       +Attached Libraries
       +Data Blocks
       +Canvases
       +Editors
       +LOVs
       +Object Groups
       +Parameters
       +Pop Up Menus
       +Program Units
       +Property Classes
       +Record Groups
       +Reports
       +Visual Attributes
       +Windows
    +Menu
    +PL/SQL Libraries
    +Object Libraries
    +Built-In Packages
    +Database Objects

    Objects are grouped under their respective nodes. For example, all of the windows defined in a form module appear under the Windows node; all the LOVs defined in the form module appearunder the LOVs node and all the program units appear under the Program Units node.  It is important to familiarize yourself with this in case you need to navigate within an Apps form during the course of debugging a problem.

     

     

How To Customize Standard Oracle Application Using Custom Library – custom.pll

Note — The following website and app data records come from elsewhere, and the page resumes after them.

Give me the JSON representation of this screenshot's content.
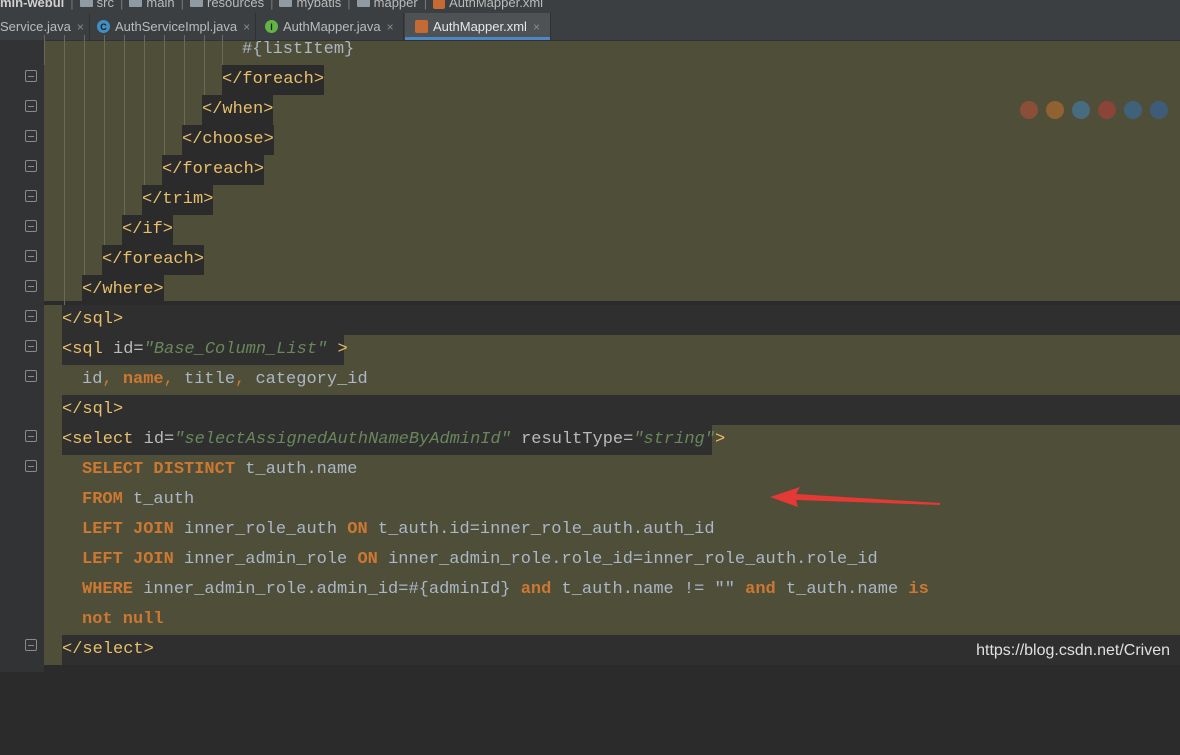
{
  "breadcrumb": [
    {
      "label": "min-webui",
      "icon": ""
    },
    {
      "label": "src",
      "icon": "folder-icon"
    },
    {
      "label": "main",
      "icon": "folder-icon"
    },
    {
      "label": "resources",
      "icon": "folder-icon"
    },
    {
      "label": "mybatis",
      "icon": "folder-icon"
    },
    {
      "label": "mapper",
      "icon": "folder-icon"
    },
    {
      "label": "AuthMapper.xml",
      "icon": "xml-file-icon"
    }
  ],
  "tabs": [
    {
      "label": "Service.java",
      "close": "×",
      "icon": ""
    },
    {
      "label": "AuthServiceImpl.java",
      "close": "×",
      "icon": "class-icon",
      "glyph": "C"
    },
    {
      "label": "AuthMapper.java",
      "close": "×",
      "icon": "interface-icon",
      "glyph": "I"
    },
    {
      "label": "AuthMapper.xml",
      "close": "×",
      "icon": "xml-file-icon",
      "glyph": "&lt;"
    }
  ],
  "code": [
    "#{listItem}",
    "</foreach>",
    "</when>",
    "</choose>",
    "</foreach>",
    "</trim>",
    "</if>",
    "</foreach>",
    "</where>",
    "</sql>",
    "<sql id=\"Base_Column_List\" >",
    "id, name, title, category_id",
    "</sql>",
    "<select id=\"selectAssignedAuthNameByAdminId\" resultType=\"string\">",
    "SELECT DISTINCT t_auth.name",
    "FROM t_auth",
    "LEFT JOIN inner_role_auth ON t_auth.id=inner_role_auth.auth_id",
    "LEFT JOIN inner_admin_role ON inner_admin_role.role_id=inner_role_auth.role_id",
    "WHERE inner_admin_role.admin_id=#{adminId} and t_auth.name != \"\" and t_auth.name is",
    "not null",
    "</select>"
  ],
  "browser_icons": [
    "chrome-icon",
    "firefox-icon",
    "safari-icon",
    "opera-icon",
    "ie-icon",
    "edge-icon"
  ],
  "watermark": "https://blog.csdn.net/Criven",
  "colors": {
    "accent": "#4a88c7",
    "arrow": "#e53935",
    "highlight_band": "#4f4e38"
  }
}
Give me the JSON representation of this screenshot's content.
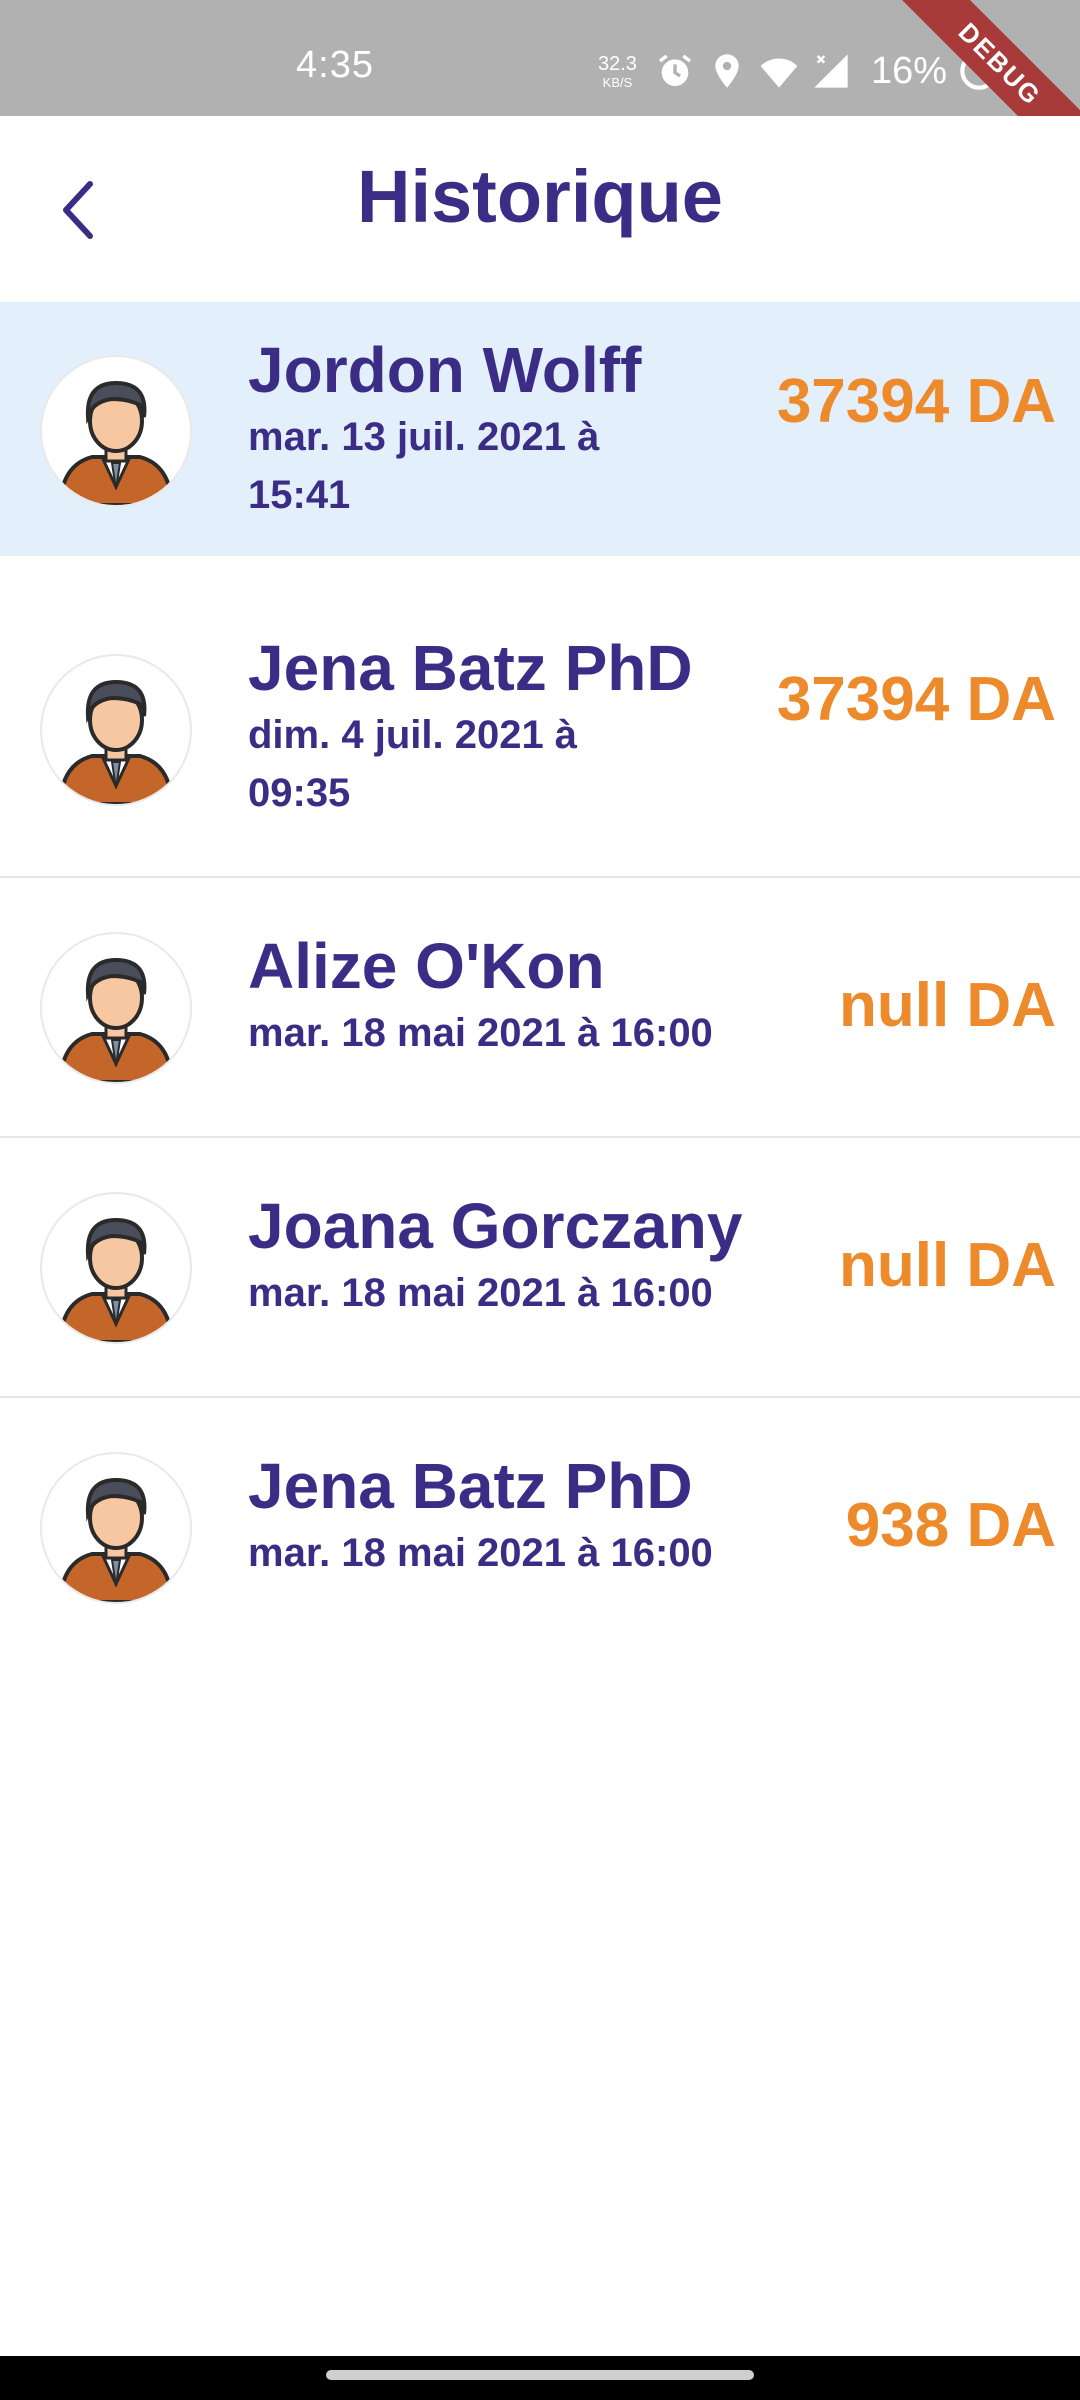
{
  "status_bar": {
    "time": "4:35",
    "net_speed_value": "32.3",
    "net_speed_unit": "KB/S",
    "battery_percent": "16%",
    "icons": [
      "alarm-icon",
      "location-icon",
      "wifi-icon",
      "signal-icon",
      "battery-icon"
    ]
  },
  "debug_banner": "DEBUG",
  "app_bar": {
    "back_icon": "chevron-left-icon",
    "title": "Historique"
  },
  "history": [
    {
      "name": "Jordon Wolff",
      "date_line1": "mar. 13 juil. 2021 à",
      "date_line2": "15:41",
      "amount": "37394 DA",
      "selected": true
    },
    {
      "name": "Jena Batz PhD",
      "date_line1": "dim. 4 juil. 2021 à",
      "date_line2": "09:35",
      "amount": "37394 DA",
      "selected": false
    },
    {
      "name": "Alize O'Kon",
      "date_line1": "mar. 18 mai 2021 à 16:00",
      "date_line2": "",
      "amount": "null DA",
      "selected": false
    },
    {
      "name": "Joana Gorczany",
      "date_line1": "mar. 18 mai 2021 à 16:00",
      "date_line2": "",
      "amount": "null DA",
      "selected": false
    },
    {
      "name": "Jena Batz PhD",
      "date_line1": "mar. 18 mai 2021 à 16:00",
      "date_line2": "",
      "amount": "938 DA",
      "selected": false
    }
  ],
  "colors": {
    "primary": "#3b2d86",
    "amount": "#ec8a2c",
    "selected_row": "#e3f0fb",
    "status_bar": "#b1b1b1"
  }
}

There are numerous scenarios for each customer to customize the standard Application. The following sample code demonstrate how to pop up an error message when customer business validation fails.
This note provides a detail steps for customizing the standard application using custom library.

The code attached here will validate number of digits entered in Customer PO Number field from the sales order form. If the number of digits exceeds 3 digits an error message needs to be populated.

  1. Take a back up of custom.pll and custom.plx from $AU_TOP/resource
  2. Have custom.pll, appcore.pll and appcore2.pll copied over to your local folder. The best method is to just copy the entire contents of $AU_TOP/resource
  3. Open CUSTOM.pll in Oracle Forms Developer
  4. Attach appcore2.pll to the custom library
  5. Modify the text of the CUSTOM package body in the appropriate section as below
  6. Save your changes and use the Oracle Forms Compiler program to generate a custom.plx file for the CUSTOM library
  7. Exit from Oracle Forms Developer.
  8. Verify that your file generated successfully. If path name is left blank the file will be generated in c:\orawin\bin (or platform equivalent). Move it to AU_TOP/resource.
  9. Retry it out from the Oracle Applications Navigator.

Sample

Modify the code CUSTOM package body as follows in the appropriate sections

procedure event(event_name varchar2) is
form_name varchar2(30) := name_in(‘system.current_form’);
block_name varchar2(30) := name_in(‘system.cursor_block’);
item_name varchar2(30) := name_in(‘system.cursor_item’); 
Begin
if (form_name = ‘OEXOEORD’and block_name = ‘ORDER’) then
   if LENGTH(name_in(‘ORDER.CUST_PO_NUMBER’)) > 3 then
     fnd_message.set_name(‘FND’,’Cust PO Number should be less than 4 digits’);
     fnd_message.Error;
     RAISE FORM_TRIGGER_FAILURE;
   End if;
End if;
End Event;

Output

If the customer PO Number in sales order form has less than 4 digits the form will not populate any error message. If the customer po number field has more than for 3 digits the error message will be populated.

Retry it from following steps:

1. Open the Application Navigator 
2. Navigate to Order Management Responsibility 
3. Open the Sales Order Form 
4. Enter the values in Custom PO Number field with 4 digits
5. While navigating to next field the following error message pops up   

Cust PO Number should be less than 4 digits